What is the Video Intelligence API?

Analyze your videos in a few lines of code

At Google’s Cloud conference in San Francisco last month we announced the Video Intelligence API — an API that makes it easy to analyze your video content with a single API request. To show the potential of the Video API, I built a demo. The code for the demo is now available on GitHub! The demo shows how you can use the Video Intelligence API to:

See what’s happening in each scene of your video:

Search a large library of videos using metadata from the API:

The API provides access to a pre-trained model that tells you what your video is about at a high-level, along with granular data on what’s happening in each scene. Let’s say you’ve got a scene with a dog at 0:07, like this:

The Video API tells you there’s a dog in that scene, along with all the other scenes containing a dog. Here’s what the JSON response looks like for one label:

"description": "Dog",
"language_code": "en-us",
"locations": [ {
"segment": {
"start_time_offset": 7090474,
"end_time_offset": 8758738
"confidence": 0.99793893,
"level": "SHOT_LEVEL"

This JSON provides the segments in microseconds where this label appears in the video. For the same segment in the video, the API also tell us what breed of dog it is — it returns the label “Dashchund” with 81% confidence.

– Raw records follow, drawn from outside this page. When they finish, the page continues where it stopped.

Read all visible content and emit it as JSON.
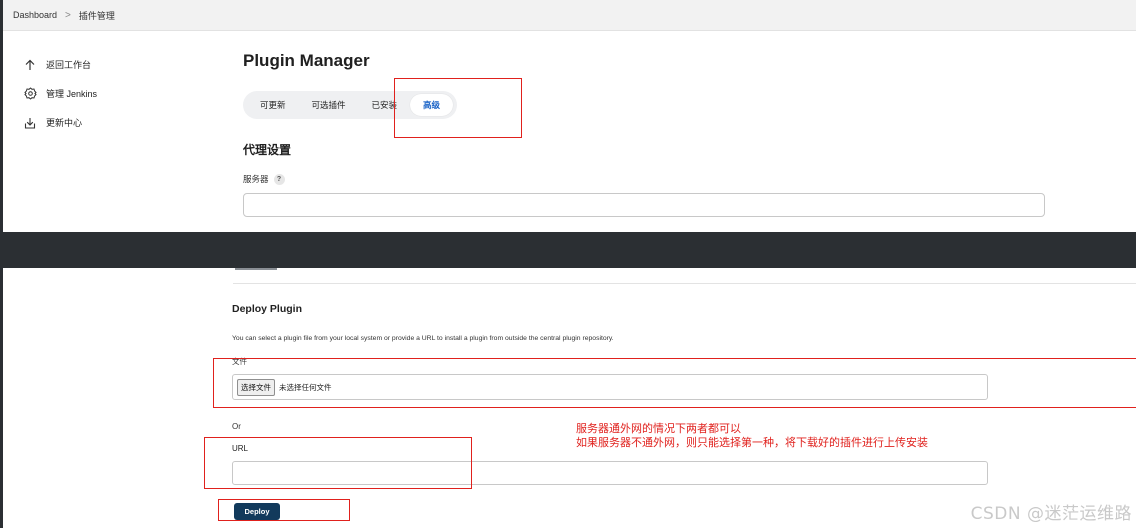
{
  "breadcrumb": {
    "root": "Dashboard",
    "separator": ">",
    "current": "插件管理"
  },
  "sidebar": {
    "items": [
      {
        "label": "返回工作台",
        "icon": "arrow-up-icon"
      },
      {
        "label": "管理 Jenkins",
        "icon": "gear-icon"
      },
      {
        "label": "更新中心",
        "icon": "download-icon"
      }
    ]
  },
  "main": {
    "title": "Plugin Manager",
    "tabs": [
      {
        "label": "可更新",
        "active": false
      },
      {
        "label": "可选插件",
        "active": false
      },
      {
        "label": "已安装",
        "active": false
      },
      {
        "label": "高级",
        "active": true
      }
    ],
    "proxy": {
      "title": "代理设置",
      "server_label": "服务器",
      "help": "?"
    }
  },
  "deploy": {
    "title": "Deploy Plugin",
    "description": "You can select a plugin file from your local system or provide a URL to install a plugin from outside the central plugin repository.",
    "file_label": "文件",
    "choose_file_button": "选择文件",
    "no_file": "未选择任何文件",
    "or": "Or",
    "url_label": "URL",
    "deploy_button": "Deploy"
  },
  "annotation": {
    "line1": "服务器通外网的情况下两者都可以",
    "line2": "如果服务器不通外网，则只能选择第一种，将下载好的插件进行上传安装"
  },
  "watermark": "CSDN @迷茫运维路",
  "colors": {
    "accent": "#1a63c7",
    "deploy_button": "#123a5c",
    "annotation": "#e0211d"
  }
}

You might be thinking, couldn’t I just take frames from my video at 1fps and send it to the Vision API? You could, but don’t. That’s where the secret sauce of the Video API comes into play. In addition to the shot level annotations above, it also runs your video through a model that analyzes how different frames in the video relate to each other. If the video has scenes of costumes and candy, video level annotations can tell you it’s a video about Halloween. Finally, the API’s shot change detection feature breaks your video into scenes. This is returned as a JSON object of segments, indicating each time the camera shot changed in a video.

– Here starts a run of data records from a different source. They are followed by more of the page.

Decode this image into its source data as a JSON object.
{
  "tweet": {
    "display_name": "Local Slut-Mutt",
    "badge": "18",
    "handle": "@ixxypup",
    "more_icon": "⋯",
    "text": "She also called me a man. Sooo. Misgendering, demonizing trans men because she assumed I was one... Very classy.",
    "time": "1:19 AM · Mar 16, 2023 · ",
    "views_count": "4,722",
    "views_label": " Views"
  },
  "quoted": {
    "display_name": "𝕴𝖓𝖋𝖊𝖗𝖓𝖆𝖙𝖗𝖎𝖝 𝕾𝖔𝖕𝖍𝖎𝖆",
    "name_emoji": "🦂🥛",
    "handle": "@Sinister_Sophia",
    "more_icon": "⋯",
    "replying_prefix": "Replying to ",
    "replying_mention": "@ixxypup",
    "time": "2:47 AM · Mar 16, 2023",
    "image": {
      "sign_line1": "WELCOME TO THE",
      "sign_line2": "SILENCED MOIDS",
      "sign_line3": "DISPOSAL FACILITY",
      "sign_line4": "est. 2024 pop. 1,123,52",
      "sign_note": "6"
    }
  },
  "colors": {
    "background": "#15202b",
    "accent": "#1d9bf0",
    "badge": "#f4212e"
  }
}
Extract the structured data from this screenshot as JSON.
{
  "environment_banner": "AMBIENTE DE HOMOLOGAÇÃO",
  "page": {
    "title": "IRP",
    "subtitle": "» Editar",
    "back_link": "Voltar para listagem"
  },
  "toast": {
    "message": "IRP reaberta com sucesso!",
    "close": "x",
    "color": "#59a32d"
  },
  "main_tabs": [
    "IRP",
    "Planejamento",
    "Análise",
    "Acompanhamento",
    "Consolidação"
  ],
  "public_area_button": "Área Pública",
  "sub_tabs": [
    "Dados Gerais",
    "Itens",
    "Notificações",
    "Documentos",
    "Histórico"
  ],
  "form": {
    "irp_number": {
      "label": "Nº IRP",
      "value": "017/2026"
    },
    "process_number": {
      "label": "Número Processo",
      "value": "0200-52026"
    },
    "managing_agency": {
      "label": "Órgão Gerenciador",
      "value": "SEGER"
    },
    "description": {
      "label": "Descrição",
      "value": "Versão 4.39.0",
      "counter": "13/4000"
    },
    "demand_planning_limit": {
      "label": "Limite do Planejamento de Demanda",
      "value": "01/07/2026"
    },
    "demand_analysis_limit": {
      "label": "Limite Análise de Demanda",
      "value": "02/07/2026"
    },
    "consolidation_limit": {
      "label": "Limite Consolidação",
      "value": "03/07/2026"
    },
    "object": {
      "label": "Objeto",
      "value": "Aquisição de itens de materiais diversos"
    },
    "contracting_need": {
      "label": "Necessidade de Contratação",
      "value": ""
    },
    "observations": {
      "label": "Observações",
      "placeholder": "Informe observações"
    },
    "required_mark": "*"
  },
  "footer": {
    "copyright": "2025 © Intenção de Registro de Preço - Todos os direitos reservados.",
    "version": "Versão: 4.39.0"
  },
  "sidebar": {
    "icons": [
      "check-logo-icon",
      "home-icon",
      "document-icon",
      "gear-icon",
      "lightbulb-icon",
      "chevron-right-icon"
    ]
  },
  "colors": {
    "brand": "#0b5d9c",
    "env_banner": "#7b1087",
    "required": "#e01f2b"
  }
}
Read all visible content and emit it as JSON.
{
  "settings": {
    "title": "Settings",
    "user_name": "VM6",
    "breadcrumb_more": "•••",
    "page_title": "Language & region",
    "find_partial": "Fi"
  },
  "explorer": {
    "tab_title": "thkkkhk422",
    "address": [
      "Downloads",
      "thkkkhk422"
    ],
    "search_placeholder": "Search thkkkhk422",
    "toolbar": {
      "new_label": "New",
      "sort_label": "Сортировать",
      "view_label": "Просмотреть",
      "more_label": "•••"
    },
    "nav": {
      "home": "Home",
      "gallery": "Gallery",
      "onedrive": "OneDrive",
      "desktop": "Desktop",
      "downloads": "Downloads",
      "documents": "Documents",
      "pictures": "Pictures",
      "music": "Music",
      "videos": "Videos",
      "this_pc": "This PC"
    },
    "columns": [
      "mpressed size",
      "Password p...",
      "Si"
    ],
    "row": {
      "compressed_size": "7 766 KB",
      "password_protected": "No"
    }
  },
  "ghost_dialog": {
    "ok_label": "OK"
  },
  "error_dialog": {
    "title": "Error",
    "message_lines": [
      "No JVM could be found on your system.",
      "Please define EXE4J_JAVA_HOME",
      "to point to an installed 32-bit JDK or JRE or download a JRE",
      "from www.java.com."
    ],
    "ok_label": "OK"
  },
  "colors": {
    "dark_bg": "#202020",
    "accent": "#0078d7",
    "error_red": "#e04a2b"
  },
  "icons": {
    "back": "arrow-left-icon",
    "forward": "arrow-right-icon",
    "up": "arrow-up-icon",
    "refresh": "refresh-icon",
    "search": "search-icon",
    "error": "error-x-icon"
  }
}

To learn more about the Video API check out this great talk from Google Next by Ram Ramanathan (PM on the Video API), Juhyun Lee (engineer on the Video API), and Lynne Hurwitz (engineer at Wix) for a deep dive.

On the backend, the videos for the app are stored in a Google Cloud Storage bucket. I’ve written a Cloud Function that is triggered whenever a new file is added to that bucket. The function checks to make sure the file is a video and then sends that file to the Video API for annotating. Conveniently, the Video API lets you optionally pass an outputUri parameter as part of your request — this is a Cloud Storage URL where the API will write the video annotations when it finishes processing. I take advantage of this to store the annotation JSON in a separate Cloud Storage bucket.

The frontend is a Node.js app running on App Engine using ES6, Sass, Gulp, CanvasJS, and few more client-side JS tools. I worked with Alex Wolfe on the UI — thank you for your help Alex!

After building the demo I got the opportunity to present it in front of 10,000 people (did I mention this is a cool job?!). Here’s a video from the Next keynote:

You can try out the Video API directly in the browser without writing any code. If you’ve got videos you’d like to analyze, sign up for the Video Intelligence API alpha and let me know what you think. Leave a note in the comments below or find me @SRobTweets on Twitter.